Article: Shortage of anti-infective drugs needs government attention

February 16, 2012

Anti-infective drug shortages pose significant problems for clinicians and are a rapidly evolving public-health emergency that may require government oversight, according to an article published online January 19 in Clinical Infectious Diseases.

Anti-infective drug shortages pose significant problems for clinicians and are a rapidly evolving public-health emergency that may require government oversight, according to an article published online January 19 in Clinical Infectious Diseases.

The number of infectious disease drug shortages rose from 6 in 2005 to 17 in 2010, reports Milena M. Griffith, PharmD, lead author, and colleagues. Anti-infective drugs represented 13% of the 193 currently unavailable medications as of February 2011. The impact of these shortages is probably realized in delays to effective therapy, suboptimal therapeutic selections, and incorrect substitutions.

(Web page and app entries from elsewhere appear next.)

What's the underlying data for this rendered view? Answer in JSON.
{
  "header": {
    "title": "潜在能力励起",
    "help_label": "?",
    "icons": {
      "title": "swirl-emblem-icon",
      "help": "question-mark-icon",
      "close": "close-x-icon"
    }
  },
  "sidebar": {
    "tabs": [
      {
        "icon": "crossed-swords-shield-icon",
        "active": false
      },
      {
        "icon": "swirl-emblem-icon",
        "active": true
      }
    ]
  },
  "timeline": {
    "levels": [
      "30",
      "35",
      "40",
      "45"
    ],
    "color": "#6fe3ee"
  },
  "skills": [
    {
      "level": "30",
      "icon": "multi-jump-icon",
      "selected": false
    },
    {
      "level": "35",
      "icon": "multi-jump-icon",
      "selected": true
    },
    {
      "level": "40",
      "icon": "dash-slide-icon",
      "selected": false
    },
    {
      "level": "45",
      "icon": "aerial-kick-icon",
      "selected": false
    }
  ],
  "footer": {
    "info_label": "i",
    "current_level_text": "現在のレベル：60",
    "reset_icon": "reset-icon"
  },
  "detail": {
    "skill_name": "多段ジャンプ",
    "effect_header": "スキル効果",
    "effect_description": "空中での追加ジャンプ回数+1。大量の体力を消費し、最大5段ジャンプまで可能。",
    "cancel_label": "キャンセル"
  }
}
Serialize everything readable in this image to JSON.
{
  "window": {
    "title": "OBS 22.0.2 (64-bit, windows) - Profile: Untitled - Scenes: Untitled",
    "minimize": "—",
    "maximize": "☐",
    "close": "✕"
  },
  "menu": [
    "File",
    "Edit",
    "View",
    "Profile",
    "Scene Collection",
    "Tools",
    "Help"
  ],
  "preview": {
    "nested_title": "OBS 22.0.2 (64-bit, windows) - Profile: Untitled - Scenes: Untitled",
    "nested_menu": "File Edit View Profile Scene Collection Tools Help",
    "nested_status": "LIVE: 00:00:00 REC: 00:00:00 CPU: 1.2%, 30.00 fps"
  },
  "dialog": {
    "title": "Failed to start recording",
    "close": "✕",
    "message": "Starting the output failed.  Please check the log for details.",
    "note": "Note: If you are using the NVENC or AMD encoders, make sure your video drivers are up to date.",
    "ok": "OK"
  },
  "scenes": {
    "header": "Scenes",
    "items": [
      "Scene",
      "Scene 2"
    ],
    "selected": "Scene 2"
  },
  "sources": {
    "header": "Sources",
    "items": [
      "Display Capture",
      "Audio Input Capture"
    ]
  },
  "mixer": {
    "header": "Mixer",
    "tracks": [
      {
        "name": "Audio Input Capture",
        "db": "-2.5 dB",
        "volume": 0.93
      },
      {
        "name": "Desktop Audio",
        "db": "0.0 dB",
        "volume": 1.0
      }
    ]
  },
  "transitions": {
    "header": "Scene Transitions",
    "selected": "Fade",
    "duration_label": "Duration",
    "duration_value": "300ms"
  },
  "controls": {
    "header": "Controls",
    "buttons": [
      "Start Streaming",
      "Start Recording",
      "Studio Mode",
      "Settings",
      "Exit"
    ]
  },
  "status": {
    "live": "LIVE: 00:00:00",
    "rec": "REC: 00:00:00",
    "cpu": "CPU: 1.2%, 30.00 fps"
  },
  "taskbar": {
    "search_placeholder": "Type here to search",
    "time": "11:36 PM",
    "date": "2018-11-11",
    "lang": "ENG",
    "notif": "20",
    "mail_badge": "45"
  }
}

Anti-infective drugs frequently represent irreplaceable life-saving treatments, particularly for hospitalized patients because there are some drugs for which it is hard to find an alternative. Anti-infective shortages are becoming more crucial in infectious diseases because more organisms are developing resistance to commonly prescribed drugs. This comes at a time when the number of new anti-infective drugs is declining.

Although 4 new molecular anti-infective entities became available in 2005, 2006, and 2007, that number dropped to 1 in 2008, with 2 in 2009, and 1 in 2010, the researchers report.

Enhanced oversight by governmental agencies may be necessary to identify and correct shortages of these life-saving anti-infectives. Bills such as the Preserving Access to Life-Saving Medications Act could provide FDA with the appropriate authority to minimize the impact of drug shortages.